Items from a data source
==================================================

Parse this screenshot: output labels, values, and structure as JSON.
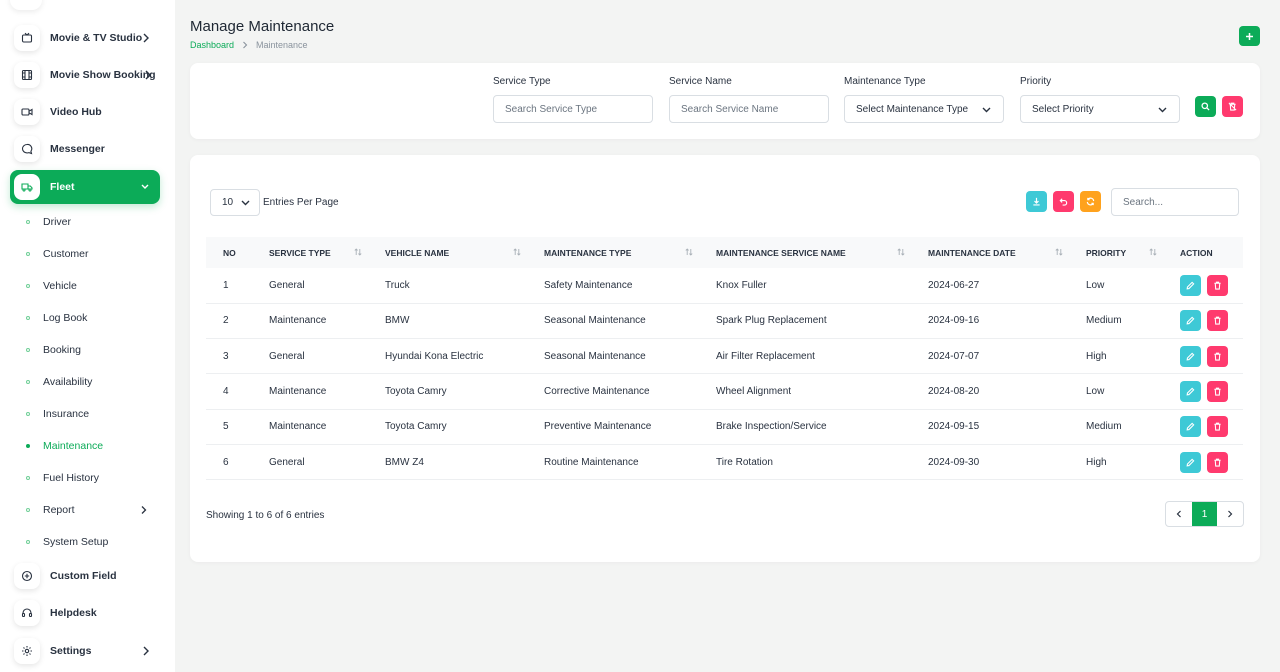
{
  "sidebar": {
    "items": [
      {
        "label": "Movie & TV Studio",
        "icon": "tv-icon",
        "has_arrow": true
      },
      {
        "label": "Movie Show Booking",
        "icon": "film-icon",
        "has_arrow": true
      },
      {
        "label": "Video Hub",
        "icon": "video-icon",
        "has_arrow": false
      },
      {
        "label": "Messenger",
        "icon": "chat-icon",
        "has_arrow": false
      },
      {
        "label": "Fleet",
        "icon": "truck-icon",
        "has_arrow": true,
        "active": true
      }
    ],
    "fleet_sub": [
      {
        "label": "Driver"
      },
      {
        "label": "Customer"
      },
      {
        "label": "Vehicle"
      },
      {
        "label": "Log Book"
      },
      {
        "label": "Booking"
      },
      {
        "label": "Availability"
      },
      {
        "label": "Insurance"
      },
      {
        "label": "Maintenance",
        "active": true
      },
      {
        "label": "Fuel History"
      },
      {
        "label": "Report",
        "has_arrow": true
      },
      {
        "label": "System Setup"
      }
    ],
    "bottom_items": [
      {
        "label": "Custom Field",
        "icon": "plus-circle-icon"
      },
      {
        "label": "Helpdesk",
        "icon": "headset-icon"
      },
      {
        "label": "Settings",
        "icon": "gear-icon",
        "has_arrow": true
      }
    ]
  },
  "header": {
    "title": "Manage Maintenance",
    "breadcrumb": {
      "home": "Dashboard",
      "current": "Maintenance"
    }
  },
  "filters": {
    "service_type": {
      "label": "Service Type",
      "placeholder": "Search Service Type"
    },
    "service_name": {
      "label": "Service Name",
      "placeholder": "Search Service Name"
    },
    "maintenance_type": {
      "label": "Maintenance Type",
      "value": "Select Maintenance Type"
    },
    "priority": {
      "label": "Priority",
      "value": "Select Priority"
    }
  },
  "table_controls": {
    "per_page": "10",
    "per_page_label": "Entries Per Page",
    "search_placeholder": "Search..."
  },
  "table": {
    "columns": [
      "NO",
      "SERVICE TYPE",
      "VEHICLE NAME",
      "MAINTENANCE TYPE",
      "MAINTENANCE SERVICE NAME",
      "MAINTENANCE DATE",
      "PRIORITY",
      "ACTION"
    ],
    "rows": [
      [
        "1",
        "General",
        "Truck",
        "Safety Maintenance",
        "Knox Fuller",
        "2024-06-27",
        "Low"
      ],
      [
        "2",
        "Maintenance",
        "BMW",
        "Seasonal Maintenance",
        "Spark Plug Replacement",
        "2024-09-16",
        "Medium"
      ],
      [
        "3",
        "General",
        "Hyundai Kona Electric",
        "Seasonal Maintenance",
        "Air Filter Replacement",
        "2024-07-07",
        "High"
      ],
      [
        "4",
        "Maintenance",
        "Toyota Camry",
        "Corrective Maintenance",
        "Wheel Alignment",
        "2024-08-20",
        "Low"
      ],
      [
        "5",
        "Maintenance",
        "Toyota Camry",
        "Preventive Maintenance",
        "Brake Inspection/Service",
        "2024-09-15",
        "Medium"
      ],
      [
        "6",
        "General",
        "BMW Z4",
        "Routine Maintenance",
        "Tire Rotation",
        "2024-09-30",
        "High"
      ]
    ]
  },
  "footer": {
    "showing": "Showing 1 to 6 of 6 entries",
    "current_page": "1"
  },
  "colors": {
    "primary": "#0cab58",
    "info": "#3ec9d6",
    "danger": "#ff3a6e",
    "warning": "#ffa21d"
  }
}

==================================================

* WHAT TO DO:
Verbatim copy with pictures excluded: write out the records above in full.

* FINAL ANSWER:
Parse this screenshot: output labels, values, and structure as JSON.
{
  "sidebar": {
    "items": [
      {
        "label": "Movie & TV Studio",
        "icon": "tv-icon",
        "has_arrow": true
      },
      {
        "label": "Movie Show Booking",
        "icon": "film-icon",
        "has_arrow": true
      },
      {
        "label": "Video Hub",
        "icon": "video-icon",
        "has_arrow": false
      },
      {
        "label": "Messenger",
        "icon": "chat-icon",
        "has_arrow": false
      },
      {
        "label": "Fleet",
        "icon": "truck-icon",
        "has_arrow": true,
        "active": true
      }
    ],
    "fleet_sub": [
      {
        "label": "Driver"
      },
      {
        "label": "Customer"
      },
      {
        "label": "Vehicle"
      },
      {
        "label": "Log Book"
      },
      {
        "label": "Booking"
      },
      {
        "label": "Availability"
      },
      {
        "label": "Insurance"
      },
      {
        "label": "Maintenance",
        "active": true
      },
      {
        "label": "Fuel History"
      },
      {
        "label": "Report",
        "has_arrow": true
      },
      {
        "label": "System Setup"
      }
    ],
    "bottom_items": [
      {
        "label": "Custom Field",
        "icon": "plus-circle-icon"
      },
      {
        "label": "Helpdesk",
        "icon": "headset-icon"
      },
      {
        "label": "Settings",
        "icon": "gear-icon",
        "has_arrow": true
      }
    ]
  },
  "header": {
    "title": "Manage Maintenance",
    "breadcrumb": {
      "home": "Dashboard",
      "current": "Maintenance"
    }
  },
  "filters": {
    "service_type": {
      "label": "Service Type",
      "placeholder": "Search Service Type"
    },
    "service_name": {
      "label": "Service Name",
      "placeholder": "Search Service Name"
    },
    "maintenance_type": {
      "label": "Maintenance Type",
      "value": "Select Maintenance Type"
    },
    "priority": {
      "label": "Priority",
      "value": "Select Priority"
    }
  },
  "table_controls": {
    "per_page": "10",
    "per_page_label": "Entries Per Page",
    "search_placeholder": "Search..."
  },
  "table": {
    "columns": [
      "NO",
      "SERVICE TYPE",
      "VEHICLE NAME",
      "MAINTENANCE TYPE",
      "MAINTENANCE SERVICE NAME",
      "MAINTENANCE DATE",
      "PRIORITY",
      "ACTION"
    ],
    "rows": [
      [
        "1",
        "General",
        "Truck",
        "Safety Maintenance",
        "Knox Fuller",
        "2024-06-27",
        "Low"
      ],
      [
        "2",
        "Maintenance",
        "BMW",
        "Seasonal Maintenance",
        "Spark Plug Replacement",
        "2024-09-16",
        "Medium"
      ],
      [
        "3",
        "General",
        "Hyundai Kona Electric",
        "Seasonal Maintenance",
        "Air Filter Replacement",
        "2024-07-07",
        "High"
      ],
      [
        "4",
        "Maintenance",
        "Toyota Camry",
        "Corrective Maintenance",
        "Wheel Alignment",
        "2024-08-20",
        "Low"
      ],
      [
        "5",
        "Maintenance",
        "Toyota Camry",
        "Preventive Maintenance",
        "Brake Inspection/Service",
        "2024-09-15",
        "Medium"
      ],
      [
        "6",
        "General",
        "BMW Z4",
        "Routine Maintenance",
        "Tire Rotation",
        "2024-09-30",
        "High"
      ]
    ]
  },
  "footer": {
    "showing": "Showing 1 to 6 of 6 entries",
    "current_page": "1"
  },
  "colors": {
    "primary": "#0cab58",
    "info": "#3ec9d6",
    "danger": "#ff3a6e",
    "warning": "#ffa21d"
  }
}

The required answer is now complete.